But Van Meteren says he followed the law – recovering the fumble when Kansas’ No Labels organizers failed to file the proper documents detailing party officers. Van Meteren says he became the chairman fair and square, and his nominations are legal according to Kansas law. He’s asked House Committee on Elections Chairman Pat Proctor to request Kobach render an opinion. Proctor said in a Facebook post the issue needs to be resolved in the legislature.

The blow up surrounds the peculiarities in Kansas with regard to minor but official political parties, which appears to allow a minor party like No Labels to nominate a candidate who’s already filed for a primary race under a major party’s moniker. State election law allows the minor party nominee to move through to the general election, even if that candidate is defeated in the Republican or Democrat primary.

Van Meteren says he changed his party affiliation to No Labels and took chairmanship of the organization after it gained credence in Kansas but failed to field a national presidential candidate and was basically abandoned in the Sunflower State by its Kansas organizers. At that point, Van Meteren says the Kansas chairmanship was left vacant, and he stepped in.
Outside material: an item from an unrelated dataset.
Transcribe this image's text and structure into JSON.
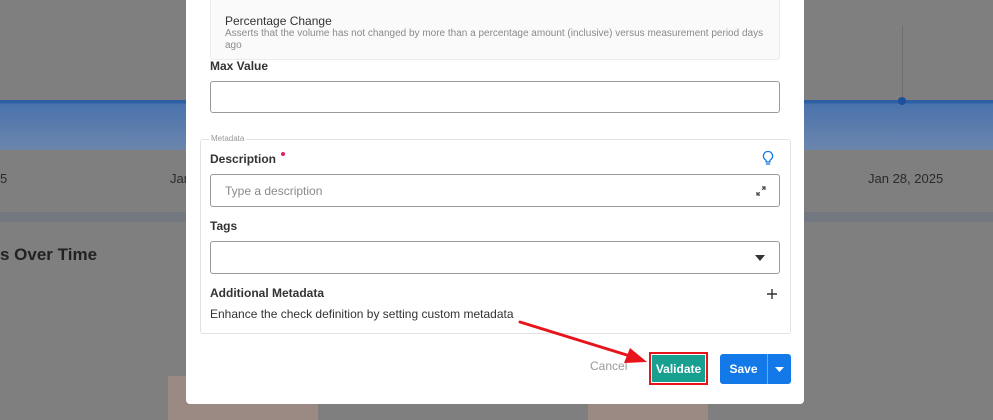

“I then simply followed Kansas law and completed the paperwork the petition gatherers never bothered to file,” Van Meteren said in a Facebook post. “Articles of Incorporation, registration with the IRS, etc. As the new incorporator and director of No Labels Kansas Party, Inc., I issued a call to convention, called that convention Monday morning, elected myself as Chairman, and nominated two candidates for the Kansas Senate: Marci Francisco and Echo. I was careful to document all of this and made sure I did everything in the right order.”

Echo and Kris Van Meteren

What followed is where things get politically prickly. Passing a defeated candidate on to the general election allows a number of advantages: 1) that candidate can split the vote for the winning primary office seeker, torpedoing him/her in the contest with the general election opponent 2) the second chance in the general election also allows the possibility for a second attempt at the office since Independents, Libertarians and unaffiliated voters can participate in the general.

Van Meteren has requested Schwab produce the official documents that prove someone else is the Kansas chairman of No Labels. As of the end of the week no documents had apparently been produced.

The incumbent Democrat Francisco of Lawrence faces a more liberal primary challenger in Christina Haswood for Senate District 2 in what watchers say will be a tough contest. Not-so-coincidentally, former legislator David Miller is the Republican running unopposed in that race – and is a client of Van Meteren’s. Miller said the whole think looks shaky but appears to be legal He said it obviously has to be addressed by legislators.

“As far as the No Labels party is concerned, I did not know it existed and I did not know he (Van Meteren) had any connection to it,” Miller told the Informer. “I was as surprised  as anyone when the news stories reported its filings.”

“As far as minor parties are concerned,” Miller said, “it is clear to me that the next Legislature needs to thoroughly review this situation. I believe the key issue from a public policy perspective is:  Can a person simultaneously be a member of more than one political party? And can a party nominate someone who is not a member of that party?  As a senator, I will work to correct this obvious mess.”

If Schwab’s decision is rescinded, the move allows Van Meteren’s wife Echo to pass through into the general election for Senate District 5 should she lose her primary against Republican Jeff Klemp.

Kansas Attorney General Kris Kobach’s office did not return an email from the Informer Friday as to whether a determination on the issue would be forthcoming.

Dane Hicks is a graduate of the University of Missouri School of Journalism and the United States Marine Corps Officer Candidate School at Quantico, VA. He is the author of novels "The Skinning Tree" and "A Whisper For Help." As publisher of the Anderson County Review in Garnett, KS., he is a recipient of the Kansas Press Association's Boyd Community Service Award as well as more than 60 awards for excellence in news, editorial and photography.